--- Aim of the task ---
Count each line below that has the word "icon" in it, and give only the total.

# # # # #

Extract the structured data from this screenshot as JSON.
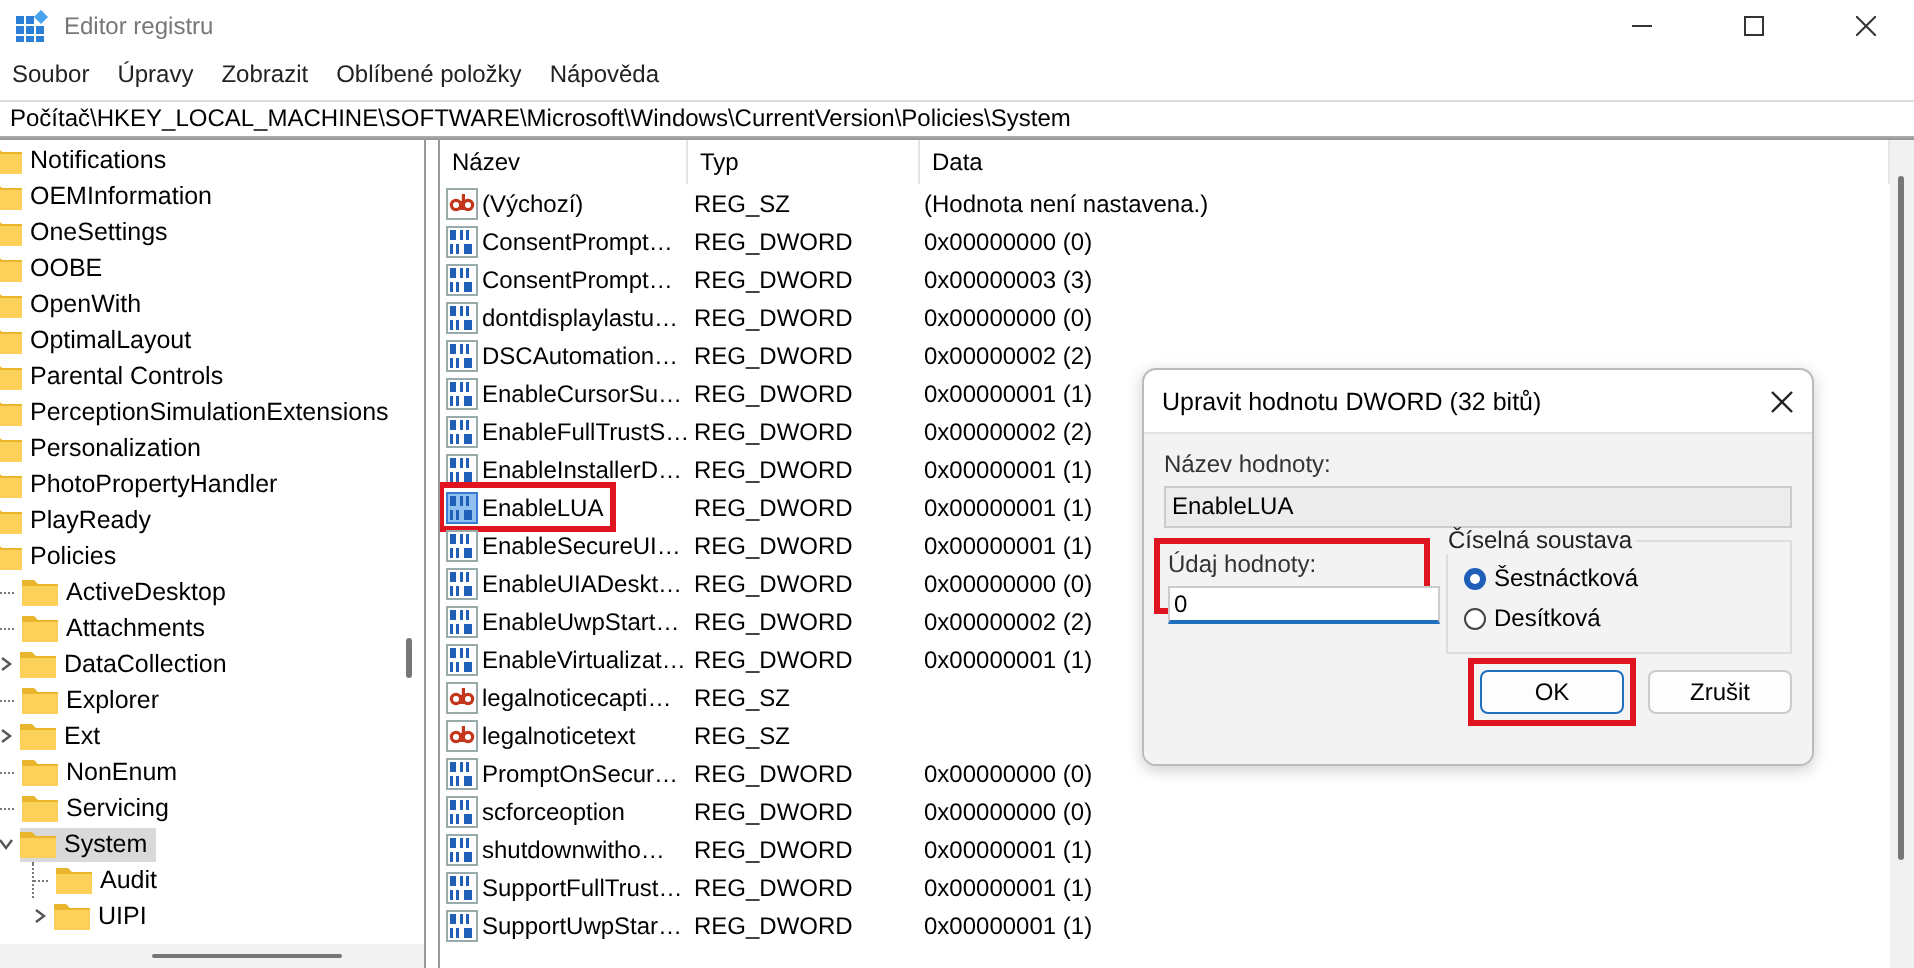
{
  "window": {
    "title": "Editor registru"
  },
  "menu": [
    "Soubor",
    "Úpravy",
    "Zobrazit",
    "Oblíbené položky",
    "Nápověda"
  ],
  "address": "Počítač\\HKEY_LOCAL_MACHINE\\SOFTWARE\\Microsoft\\Windows\\CurrentVersion\\Policies\\System",
  "tree": [
    {
      "label": "Notifications",
      "selected": false
    },
    {
      "label": "OEMInformation",
      "selected": false
    },
    {
      "label": "OneSettings",
      "selected": false
    },
    {
      "label": "OOBE",
      "selected": false
    },
    {
      "label": "OpenWith",
      "selected": false
    },
    {
      "label": "OptimalLayout",
      "selected": false
    },
    {
      "label": "Parental Controls",
      "selected": false
    },
    {
      "label": "PerceptionSimulationExtensions",
      "selected": false
    },
    {
      "label": "Personalization",
      "selected": false
    },
    {
      "label": "PhotoPropertyHandler",
      "selected": false
    },
    {
      "label": "PlayReady",
      "selected": false
    },
    {
      "label": "Policies",
      "selected": false,
      "children": [
        {
          "label": "ActiveDesktop",
          "selected": false,
          "expandable": false
        },
        {
          "label": "Attachments",
          "selected": false,
          "expandable": false
        },
        {
          "label": "DataCollection",
          "selected": false,
          "expandable": true,
          "expanded": false
        },
        {
          "label": "Explorer",
          "selected": false,
          "expandable": false
        },
        {
          "label": "Ext",
          "selected": false,
          "expandable": true,
          "expanded": false
        },
        {
          "label": "NonEnum",
          "selected": false,
          "expandable": false
        },
        {
          "label": "Servicing",
          "selected": false,
          "expandable": false
        },
        {
          "label": "System",
          "selected": true,
          "expandable": true,
          "expanded": true,
          "children": [
            {
              "label": "Audit",
              "selected": false,
              "expandable": false
            },
            {
              "label": "UIPI",
              "selected": false,
              "expandable": true,
              "expanded": false
            }
          ]
        }
      ]
    }
  ],
  "list": {
    "columns": [
      "Název",
      "Typ",
      "Data"
    ],
    "rows": [
      {
        "kind": "string",
        "name": "(Výchozí)",
        "type": "REG_SZ",
        "data": "(Hodnota není nastavena.)",
        "selected": false,
        "highlighted": false
      },
      {
        "kind": "binary",
        "name": "ConsentPrompt…",
        "type": "REG_DWORD",
        "data": "0x00000000 (0)",
        "selected": false,
        "highlighted": false
      },
      {
        "kind": "binary",
        "name": "ConsentPrompt…",
        "type": "REG_DWORD",
        "data": "0x00000003 (3)",
        "selected": false,
        "highlighted": false
      },
      {
        "kind": "binary",
        "name": "dontdisplaylastu…",
        "type": "REG_DWORD",
        "data": "0x00000000 (0)",
        "selected": false,
        "highlighted": false
      },
      {
        "kind": "binary",
        "name": "DSCAutomation…",
        "type": "REG_DWORD",
        "data": "0x00000002 (2)",
        "selected": false,
        "highlighted": false
      },
      {
        "kind": "binary",
        "name": "EnableCursorSu…",
        "type": "REG_DWORD",
        "data": "0x00000001 (1)",
        "selected": false,
        "highlighted": false
      },
      {
        "kind": "binary",
        "name": "EnableFullTrustS…",
        "type": "REG_DWORD",
        "data": "0x00000002 (2)",
        "selected": false,
        "highlighted": false
      },
      {
        "kind": "binary",
        "name": "EnableInstallerD…",
        "type": "REG_DWORD",
        "data": "0x00000001 (1)",
        "selected": false,
        "highlighted": false
      },
      {
        "kind": "binary",
        "name": "EnableLUA",
        "type": "REG_DWORD",
        "data": "0x00000001 (1)",
        "selected": true,
        "highlighted": true
      },
      {
        "kind": "binary",
        "name": "EnableSecureUI…",
        "type": "REG_DWORD",
        "data": "0x00000001 (1)",
        "selected": false,
        "highlighted": false
      },
      {
        "kind": "binary",
        "name": "EnableUIADeskt…",
        "type": "REG_DWORD",
        "data": "0x00000000 (0)",
        "selected": false,
        "highlighted": false
      },
      {
        "kind": "binary",
        "name": "EnableUwpStart…",
        "type": "REG_DWORD",
        "data": "0x00000002 (2)",
        "selected": false,
        "highlighted": false
      },
      {
        "kind": "binary",
        "name": "EnableVirtualizat…",
        "type": "REG_DWORD",
        "data": "0x00000001 (1)",
        "selected": false,
        "highlighted": false
      },
      {
        "kind": "string",
        "name": "legalnoticecapti…",
        "type": "REG_SZ",
        "selected": false,
        "highlighted": false
      },
      {
        "kind": "string",
        "name": "legalnoticetext",
        "type": "REG_SZ",
        "selected": false,
        "highlighted": false
      },
      {
        "kind": "binary",
        "name": "PromptOnSecur…",
        "type": "REG_DWORD",
        "data": "0x00000000 (0)",
        "selected": false,
        "highlighted": false
      },
      {
        "kind": "binary",
        "name": "scforceoption",
        "type": "REG_DWORD",
        "data": "0x00000000 (0)",
        "selected": false,
        "highlighted": false
      },
      {
        "kind": "binary",
        "name": "shutdownwitho…",
        "type": "REG_DWORD",
        "data": "0x00000001 (1)",
        "selected": false,
        "highlighted": false
      },
      {
        "kind": "binary",
        "name": "SupportFullTrust…",
        "type": "REG_DWORD",
        "data": "0x00000001 (1)",
        "selected": false,
        "highlighted": false
      },
      {
        "kind": "binary",
        "name": "SupportUwpStar…",
        "type": "REG_DWORD",
        "data": "0x00000001 (1)",
        "selected": false,
        "highlighted": false
      }
    ]
  },
  "dialog": {
    "title": "Upravit hodnotu DWORD (32 bitů)",
    "name_label": "Název hodnoty:",
    "name_value": "EnableLUA",
    "value_label": "Údaj hodnoty:",
    "value": "0",
    "value_highlighted": true,
    "base_group": "Číselná soustava",
    "bases": [
      {
        "label": "Šestnáctková",
        "selected": true
      },
      {
        "label": "Desítková",
        "selected": false
      }
    ],
    "buttons": [
      {
        "label": "OK",
        "default": true,
        "highlighted": true
      },
      {
        "label": "Zrušit",
        "default": false,
        "highlighted": false
      }
    ]
  }
}
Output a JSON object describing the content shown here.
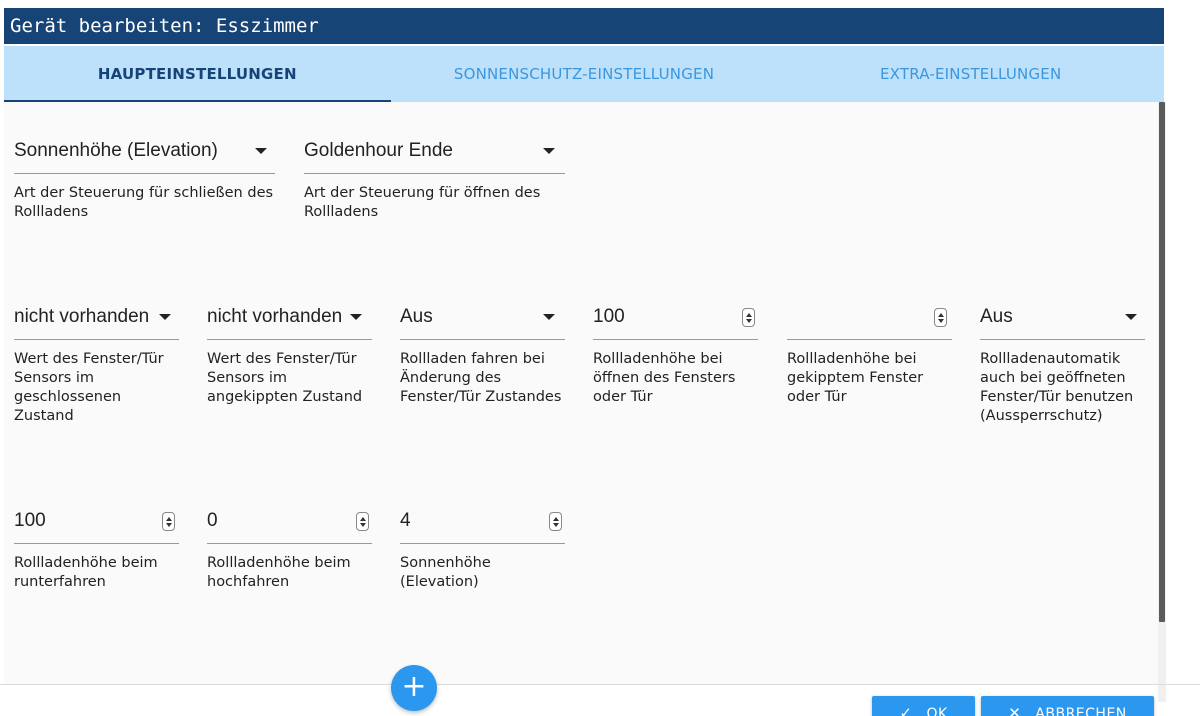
{
  "dialog": {
    "title": "Gerät bearbeiten: Esszimmer"
  },
  "tabs": [
    {
      "label": "HAUPTEINSTELLUNGEN",
      "active": true
    },
    {
      "label": "SONNENSCHUTZ-EINSTELLUNGEN",
      "active": false
    },
    {
      "label": "EXTRA-EINSTELLUNGEN",
      "active": false
    }
  ],
  "fields": {
    "close_control": {
      "value": "Sonnenhöhe (Elevation)",
      "label": "Art der Steuerung für schließen des Rollladens"
    },
    "open_control": {
      "value": "Goldenhour Ende",
      "label": "Art der Steuerung für öffnen des Rollladens"
    },
    "sensor_closed": {
      "value": "nicht vorhanden",
      "label": "Wert des Fenster/Tür Sensors im geschlossenen Zustand"
    },
    "sensor_tilted": {
      "value": "nicht vorhanden",
      "label": "Wert des Fenster/Tür Sensors im angekippten Zustand"
    },
    "move_on_change": {
      "value": "Aus",
      "label": "Rollladen fahren bei Änderung des Fenster/Tür Zustandes"
    },
    "height_open": {
      "value": "100",
      "label": "Rollladenhöhe bei öffnen des Fensters oder Tür"
    },
    "height_tilted": {
      "value": "",
      "label": "Rollladenhöhe bei gekipptem Fenster oder Tür"
    },
    "lockout": {
      "value": "Aus",
      "label": "Rollladenautomatik auch bei geöffneten Fenster/Tür benutzen (Aussperrschutz)"
    },
    "height_down": {
      "value": "100",
      "label": "Rollladenhöhe beim runterfahren"
    },
    "height_up": {
      "value": "0",
      "label": "Rollladenhöhe beim hochfahren"
    },
    "elevation": {
      "value": "4",
      "label": "Sonnenhöhe (Elevation)"
    }
  },
  "fab": {
    "icon": "plus-icon",
    "symbol": "+"
  },
  "buttons": {
    "ok": {
      "label": "OK",
      "icon": "check-icon",
      "symbol": "✓"
    },
    "cancel": {
      "label": "ABBRECHEN",
      "icon": "close-icon",
      "symbol": "✕"
    }
  },
  "colors": {
    "title_bar": "#164477",
    "tab_bar": "#bde0fb",
    "tab_active_text": "#164477",
    "tab_inactive_text": "#3b97dd",
    "accent_button": "#2b97ee"
  }
}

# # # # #

--- Answer space ---
3